Task statement: Take from the data every line in which the word "replies" is found.

Data under study:
******************************

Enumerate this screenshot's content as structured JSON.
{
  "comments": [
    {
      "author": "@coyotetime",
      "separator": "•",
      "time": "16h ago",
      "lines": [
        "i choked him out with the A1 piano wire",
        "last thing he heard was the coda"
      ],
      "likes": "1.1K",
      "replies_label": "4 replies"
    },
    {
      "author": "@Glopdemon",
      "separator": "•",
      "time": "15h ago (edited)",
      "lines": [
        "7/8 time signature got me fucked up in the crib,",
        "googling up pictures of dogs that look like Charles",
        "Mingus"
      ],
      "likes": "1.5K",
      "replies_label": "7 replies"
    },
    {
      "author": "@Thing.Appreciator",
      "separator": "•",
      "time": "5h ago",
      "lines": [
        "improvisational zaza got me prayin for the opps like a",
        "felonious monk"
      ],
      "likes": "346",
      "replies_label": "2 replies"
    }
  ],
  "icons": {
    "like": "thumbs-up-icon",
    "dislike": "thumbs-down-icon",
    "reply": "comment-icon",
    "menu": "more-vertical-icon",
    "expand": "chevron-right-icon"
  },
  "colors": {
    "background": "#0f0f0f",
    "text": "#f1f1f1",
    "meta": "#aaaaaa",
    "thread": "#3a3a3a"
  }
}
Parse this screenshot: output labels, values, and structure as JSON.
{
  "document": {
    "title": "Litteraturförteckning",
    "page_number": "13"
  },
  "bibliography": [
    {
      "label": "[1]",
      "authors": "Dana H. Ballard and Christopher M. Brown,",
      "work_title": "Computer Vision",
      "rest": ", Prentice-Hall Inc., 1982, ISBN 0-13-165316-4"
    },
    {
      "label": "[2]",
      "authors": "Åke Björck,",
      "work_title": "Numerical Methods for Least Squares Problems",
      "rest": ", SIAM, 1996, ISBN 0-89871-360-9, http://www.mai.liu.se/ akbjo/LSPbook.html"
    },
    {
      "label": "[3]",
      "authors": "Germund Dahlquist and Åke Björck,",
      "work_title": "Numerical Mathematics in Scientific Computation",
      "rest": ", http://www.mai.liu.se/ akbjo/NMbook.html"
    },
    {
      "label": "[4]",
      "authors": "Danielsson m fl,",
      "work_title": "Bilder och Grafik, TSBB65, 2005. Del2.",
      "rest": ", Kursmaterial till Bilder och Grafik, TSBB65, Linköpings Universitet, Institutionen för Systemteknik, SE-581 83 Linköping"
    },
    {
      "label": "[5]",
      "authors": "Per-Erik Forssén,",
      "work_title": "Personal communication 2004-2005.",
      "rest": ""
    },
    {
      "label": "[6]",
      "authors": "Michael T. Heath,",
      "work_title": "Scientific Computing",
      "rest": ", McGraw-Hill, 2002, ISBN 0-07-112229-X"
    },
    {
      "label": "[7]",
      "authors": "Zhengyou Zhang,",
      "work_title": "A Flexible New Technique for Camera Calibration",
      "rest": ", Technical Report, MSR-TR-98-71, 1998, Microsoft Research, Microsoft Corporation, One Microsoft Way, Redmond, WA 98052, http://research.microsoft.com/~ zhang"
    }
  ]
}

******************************

Completed exercise:
      "replies_label": "4 replies"
      "replies_label": "7 replies"
      "replies_label": "2 replies"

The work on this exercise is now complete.